GOAL OF THE EXERCISE:
Every entry must be duplicated word for word.

::: DATASET RECORDS :::

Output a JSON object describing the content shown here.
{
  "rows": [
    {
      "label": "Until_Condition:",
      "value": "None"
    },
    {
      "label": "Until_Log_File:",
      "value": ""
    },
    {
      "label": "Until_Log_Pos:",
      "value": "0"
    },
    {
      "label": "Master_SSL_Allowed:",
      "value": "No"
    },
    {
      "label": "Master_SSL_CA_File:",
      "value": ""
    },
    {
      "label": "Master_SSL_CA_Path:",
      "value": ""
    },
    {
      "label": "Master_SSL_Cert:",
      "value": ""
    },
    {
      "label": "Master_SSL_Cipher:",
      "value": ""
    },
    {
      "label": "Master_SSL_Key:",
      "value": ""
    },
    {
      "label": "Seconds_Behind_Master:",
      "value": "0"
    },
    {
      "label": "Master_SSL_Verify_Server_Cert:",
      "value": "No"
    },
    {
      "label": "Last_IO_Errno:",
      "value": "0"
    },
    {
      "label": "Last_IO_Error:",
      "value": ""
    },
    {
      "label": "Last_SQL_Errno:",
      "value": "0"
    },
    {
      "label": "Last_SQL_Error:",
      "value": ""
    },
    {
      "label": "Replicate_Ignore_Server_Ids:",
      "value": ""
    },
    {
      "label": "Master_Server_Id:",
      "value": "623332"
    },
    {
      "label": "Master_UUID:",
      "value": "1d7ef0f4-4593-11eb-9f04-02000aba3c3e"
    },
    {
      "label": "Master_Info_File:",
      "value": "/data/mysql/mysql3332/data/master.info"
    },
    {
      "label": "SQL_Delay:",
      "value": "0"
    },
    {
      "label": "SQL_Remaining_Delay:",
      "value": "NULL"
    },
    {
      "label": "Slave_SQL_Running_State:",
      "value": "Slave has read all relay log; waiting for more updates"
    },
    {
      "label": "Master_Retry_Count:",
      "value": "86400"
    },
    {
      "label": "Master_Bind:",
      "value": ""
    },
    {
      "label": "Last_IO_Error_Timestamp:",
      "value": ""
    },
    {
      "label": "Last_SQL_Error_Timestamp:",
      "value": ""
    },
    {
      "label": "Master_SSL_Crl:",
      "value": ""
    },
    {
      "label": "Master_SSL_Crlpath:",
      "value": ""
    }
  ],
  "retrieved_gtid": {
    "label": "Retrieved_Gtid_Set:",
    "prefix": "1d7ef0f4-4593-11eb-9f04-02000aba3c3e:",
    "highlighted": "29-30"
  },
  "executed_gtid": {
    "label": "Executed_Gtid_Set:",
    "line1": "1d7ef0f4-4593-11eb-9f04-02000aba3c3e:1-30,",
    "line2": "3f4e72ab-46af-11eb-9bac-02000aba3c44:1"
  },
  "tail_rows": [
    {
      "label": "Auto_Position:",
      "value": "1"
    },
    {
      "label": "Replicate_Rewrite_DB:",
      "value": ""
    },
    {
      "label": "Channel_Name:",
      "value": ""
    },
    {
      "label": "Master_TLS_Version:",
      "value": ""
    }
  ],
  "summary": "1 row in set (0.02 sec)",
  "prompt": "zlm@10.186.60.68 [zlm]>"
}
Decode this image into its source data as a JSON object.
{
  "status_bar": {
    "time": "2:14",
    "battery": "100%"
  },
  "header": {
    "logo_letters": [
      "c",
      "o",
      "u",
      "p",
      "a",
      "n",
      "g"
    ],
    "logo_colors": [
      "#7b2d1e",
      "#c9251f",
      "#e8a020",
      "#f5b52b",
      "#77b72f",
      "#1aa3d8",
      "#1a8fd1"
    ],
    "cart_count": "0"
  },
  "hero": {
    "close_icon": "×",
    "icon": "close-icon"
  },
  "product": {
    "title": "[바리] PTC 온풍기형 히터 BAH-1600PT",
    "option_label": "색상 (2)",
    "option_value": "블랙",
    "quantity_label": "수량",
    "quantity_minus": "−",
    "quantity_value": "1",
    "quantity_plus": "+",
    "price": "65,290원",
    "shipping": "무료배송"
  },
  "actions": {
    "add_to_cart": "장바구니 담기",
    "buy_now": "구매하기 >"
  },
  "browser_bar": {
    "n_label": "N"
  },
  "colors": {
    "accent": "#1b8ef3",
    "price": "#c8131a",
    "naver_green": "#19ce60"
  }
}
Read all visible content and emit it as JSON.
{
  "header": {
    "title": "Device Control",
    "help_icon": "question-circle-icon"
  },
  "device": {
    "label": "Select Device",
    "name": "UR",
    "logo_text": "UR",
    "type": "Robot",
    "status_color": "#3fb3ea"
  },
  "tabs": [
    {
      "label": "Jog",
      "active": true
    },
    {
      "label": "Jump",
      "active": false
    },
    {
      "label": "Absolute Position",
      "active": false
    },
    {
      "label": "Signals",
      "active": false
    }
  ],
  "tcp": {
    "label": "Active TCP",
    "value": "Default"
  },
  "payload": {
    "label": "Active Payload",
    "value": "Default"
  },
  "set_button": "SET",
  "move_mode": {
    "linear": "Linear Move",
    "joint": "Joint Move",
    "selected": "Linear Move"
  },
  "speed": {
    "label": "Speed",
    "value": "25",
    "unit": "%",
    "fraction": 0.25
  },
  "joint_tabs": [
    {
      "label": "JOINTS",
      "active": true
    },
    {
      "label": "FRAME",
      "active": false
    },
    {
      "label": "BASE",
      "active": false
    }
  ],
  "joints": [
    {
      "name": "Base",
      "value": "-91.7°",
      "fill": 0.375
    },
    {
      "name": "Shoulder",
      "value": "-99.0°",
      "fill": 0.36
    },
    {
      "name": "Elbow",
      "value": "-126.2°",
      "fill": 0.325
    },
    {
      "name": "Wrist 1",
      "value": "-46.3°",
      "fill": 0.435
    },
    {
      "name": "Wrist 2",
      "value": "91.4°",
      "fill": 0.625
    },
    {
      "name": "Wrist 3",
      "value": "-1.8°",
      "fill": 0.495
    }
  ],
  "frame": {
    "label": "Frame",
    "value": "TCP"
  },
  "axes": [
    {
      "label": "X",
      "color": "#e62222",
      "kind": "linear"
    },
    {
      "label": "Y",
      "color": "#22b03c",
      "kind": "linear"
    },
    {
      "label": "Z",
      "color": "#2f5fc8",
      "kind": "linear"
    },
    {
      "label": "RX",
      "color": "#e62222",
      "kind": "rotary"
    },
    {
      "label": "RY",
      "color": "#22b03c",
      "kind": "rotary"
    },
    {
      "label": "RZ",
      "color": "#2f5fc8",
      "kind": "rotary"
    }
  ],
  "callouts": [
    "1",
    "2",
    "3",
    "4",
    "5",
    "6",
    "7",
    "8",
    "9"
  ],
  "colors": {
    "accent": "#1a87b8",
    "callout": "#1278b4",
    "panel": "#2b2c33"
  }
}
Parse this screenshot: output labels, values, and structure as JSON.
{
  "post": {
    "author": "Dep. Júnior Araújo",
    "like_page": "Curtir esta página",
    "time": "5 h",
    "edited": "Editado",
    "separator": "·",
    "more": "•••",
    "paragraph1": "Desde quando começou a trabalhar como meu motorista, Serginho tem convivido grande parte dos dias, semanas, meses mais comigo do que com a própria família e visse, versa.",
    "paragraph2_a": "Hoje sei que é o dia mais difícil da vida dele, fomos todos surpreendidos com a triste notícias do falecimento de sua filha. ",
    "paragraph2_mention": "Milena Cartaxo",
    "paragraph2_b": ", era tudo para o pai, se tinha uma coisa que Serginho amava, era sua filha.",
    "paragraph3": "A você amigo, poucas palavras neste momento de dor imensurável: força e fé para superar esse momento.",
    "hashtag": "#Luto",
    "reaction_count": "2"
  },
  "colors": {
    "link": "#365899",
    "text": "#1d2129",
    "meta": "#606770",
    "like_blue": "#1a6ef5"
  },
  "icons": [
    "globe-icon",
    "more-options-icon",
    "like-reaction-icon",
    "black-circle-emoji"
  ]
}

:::

ANSWER TO THE EXERCISE:
Output a JSON object describing the content shown here.
{
  "rows": [
    {
      "label": "Until_Condition:",
      "value": "None"
    },
    {
      "label": "Until_Log_File:",
      "value": ""
    },
    {
      "label": "Until_Log_Pos:",
      "value": "0"
    },
    {
      "label": "Master_SSL_Allowed:",
      "value": "No"
    },
    {
      "label": "Master_SSL_CA_File:",
      "value": ""
    },
    {
      "label": "Master_SSL_CA_Path:",
      "value": ""
    },
    {
      "label": "Master_SSL_Cert:",
      "value": ""
    },
    {
      "label": "Master_SSL_Cipher:",
      "value": ""
    },
    {
      "label": "Master_SSL_Key:",
      "value": ""
    },
    {
      "label": "Seconds_Behind_Master:",
      "value": "0"
    },
    {
      "label": "Master_SSL_Verify_Server_Cert:",
      "value": "No"
    },
    {
      "label": "Last_IO_Errno:",
      "value": "0"
    },
    {
      "label": "Last_IO_Error:",
      "value": ""
    },
    {
      "label": "Last_SQL_Errno:",
      "value": "0"
    },
    {
      "label": "Last_SQL_Error:",
      "value": ""
    },
    {
      "label": "Replicate_Ignore_Server_Ids:",
      "value": ""
    },
    {
      "label": "Master_Server_Id:",
      "value": "623332"
    },
    {
      "label": "Master_UUID:",
      "value": "1d7ef0f4-4593-11eb-9f04-02000aba3c3e"
    },
    {
      "label": "Master_Info_File:",
      "value": "/data/mysql/mysql3332/data/master.info"
    },
    {
      "label": "SQL_Delay:",
      "value": "0"
    },
    {
      "label": "SQL_Remaining_Delay:",
      "value": "NULL"
    },
    {
      "label": "Slave_SQL_Running_State:",
      "value": "Slave has read all relay log; waiting for more updates"
    },
    {
      "label": "Master_Retry_Count:",
      "value": "86400"
    },
    {
      "label": "Master_Bind:",
      "value": ""
    },
    {
      "label": "Last_IO_Error_Timestamp:",
      "value": ""
    },
    {
      "label": "Last_SQL_Error_Timestamp:",
      "value": ""
    },
    {
      "label": "Master_SSL_Crl:",
      "value": ""
    },
    {
      "label": "Master_SSL_Crlpath:",
      "value": ""
    }
  ],
  "retrieved_gtid": {
    "label": "Retrieved_Gtid_Set:",
    "prefix": "1d7ef0f4-4593-11eb-9f04-02000aba3c3e:",
    "highlighted": "29-30"
  },
  "executed_gtid": {
    "label": "Executed_Gtid_Set:",
    "line1": "1d7ef0f4-4593-11eb-9f04-02000aba3c3e:1-30,",
    "line2": "3f4e72ab-46af-11eb-9bac-02000aba3c44:1"
  },
  "tail_rows": [
    {
      "label": "Auto_Position:",
      "value": "1"
    },
    {
      "label": "Replicate_Rewrite_DB:",
      "value": ""
    },
    {
      "label": "Channel_Name:",
      "value": ""
    },
    {
      "label": "Master_TLS_Version:",
      "value": ""
    }
  ],
  "summary": "1 row in set (0.02 sec)",
  "prompt": "zlm@10.186.60.68 [zlm]>"
}
Decode this image into its source data as a JSON object.
{
  "status_bar": {
    "time": "2:14",
    "battery": "100%"
  },
  "header": {
    "logo_letters": [
      "c",
      "o",
      "u",
      "p",
      "a",
      "n",
      "g"
    ],
    "logo_colors": [
      "#7b2d1e",
      "#c9251f",
      "#e8a020",
      "#f5b52b",
      "#77b72f",
      "#1aa3d8",
      "#1a8fd1"
    ],
    "cart_count": "0"
  },
  "hero": {
    "close_icon": "×",
    "icon": "close-icon"
  },
  "product": {
    "title": "[바리] PTC 온풍기형 히터 BAH-1600PT",
    "option_label": "색상 (2)",
    "option_value": "블랙",
    "quantity_label": "수량",
    "quantity_minus": "−",
    "quantity_value": "1",
    "quantity_plus": "+",
    "price": "65,290원",
    "shipping": "무료배송"
  },
  "actions": {
    "add_to_cart": "장바구니 담기",
    "buy_now": "구매하기 >"
  },
  "browser_bar": {
    "n_label": "N"
  },
  "colors": {
    "accent": "#1b8ef3",
    "price": "#c8131a",
    "naver_green": "#19ce60"
  }
}
Read all visible content and emit it as JSON.
{
  "header": {
    "title": "Device Control",
    "help_icon": "question-circle-icon"
  },
  "device": {
    "label": "Select Device",
    "name": "UR",
    "logo_text": "UR",
    "type": "Robot",
    "status_color": "#3fb3ea"
  },
  "tabs": [
    {
      "label": "Jog",
      "active": true
    },
    {
      "label": "Jump",
      "active": false
    },
    {
      "label": "Absolute Position",
      "active": false
    },
    {
      "label": "Signals",
      "active": false
    }
  ],
  "tcp": {
    "label": "Active TCP",
    "value": "Default"
  },
  "payload": {
    "label": "Active Payload",
    "value": "Default"
  },
  "set_button": "SET",
  "move_mode": {
    "linear": "Linear Move",
    "joint": "Joint Move",
    "selected": "Linear Move"
  },
  "speed": {
    "label": "Speed",
    "value": "25",
    "unit": "%",
    "fraction": 0.25
  },
  "joint_tabs": [
    {
      "label": "JOINTS",
      "active": true
    },
    {
      "label": "FRAME",
      "active": false
    },
    {
      "label": "BASE",
      "active": false
    }
  ],
  "joints": [
    {
      "name": "Base",
      "value": "-91.7°",
      "fill": 0.375
    },
    {
      "name": "Shoulder",
      "value": "-99.0°",
      "fill": 0.36
    },
    {
      "name": "Elbow",
      "value": "-126.2°",
      "fill": 0.325
    },
    {
      "name": "Wrist 1",
      "value": "-46.3°",
      "fill": 0.435
    },
    {
      "name": "Wrist 2",
      "value": "91.4°",
      "fill": 0.625
    },
    {
      "name": "Wrist 3",
      "value": "-1.8°",
      "fill": 0.495
    }
  ],
  "frame": {
    "label": "Frame",
    "value": "TCP"
  },
  "axes": [
    {
      "label": "X",
      "color": "#e62222",
      "kind": "linear"
    },
    {
      "label": "Y",
      "color": "#22b03c",
      "kind": "linear"
    },
    {
      "label": "Z",
      "color": "#2f5fc8",
      "kind": "linear"
    },
    {
      "label": "RX",
      "color": "#e62222",
      "kind": "rotary"
    },
    {
      "label": "RY",
      "color": "#22b03c",
      "kind": "rotary"
    },
    {
      "label": "RZ",
      "color": "#2f5fc8",
      "kind": "rotary"
    }
  ],
  "callouts": [
    "1",
    "2",
    "3",
    "4",
    "5",
    "6",
    "7",
    "8",
    "9"
  ],
  "colors": {
    "accent": "#1a87b8",
    "callout": "#1278b4",
    "panel": "#2b2c33"
  }
}
Parse this screenshot: output labels, values, and structure as JSON.
{
  "post": {
    "author": "Dep. Júnior Araújo",
    "like_page": "Curtir esta página",
    "time": "5 h",
    "edited": "Editado",
    "separator": "·",
    "more": "•••",
    "paragraph1": "Desde quando começou a trabalhar como meu motorista, Serginho tem convivido grande parte dos dias, semanas, meses mais comigo do que com a própria família e visse, versa.",
    "paragraph2_a": "Hoje sei que é o dia mais difícil da vida dele, fomos todos surpreendidos com a triste notícias do falecimento de sua filha. ",
    "paragraph2_mention": "Milena Cartaxo",
    "paragraph2_b": ", era tudo para o pai, se tinha uma coisa que Serginho amava, era sua filha.",
    "paragraph3": "A você amigo, poucas palavras neste momento de dor imensurável: força e fé para superar esse momento.",
    "hashtag": "#Luto",
    "reaction_count": "2"
  },
  "colors": {
    "link": "#365899",
    "text": "#1d2129",
    "meta": "#606770",
    "like_blue": "#1a6ef5"
  },
  "icons": [
    "globe-icon",
    "more-options-icon",
    "like-reaction-icon",
    "black-circle-emoji"
  ]
}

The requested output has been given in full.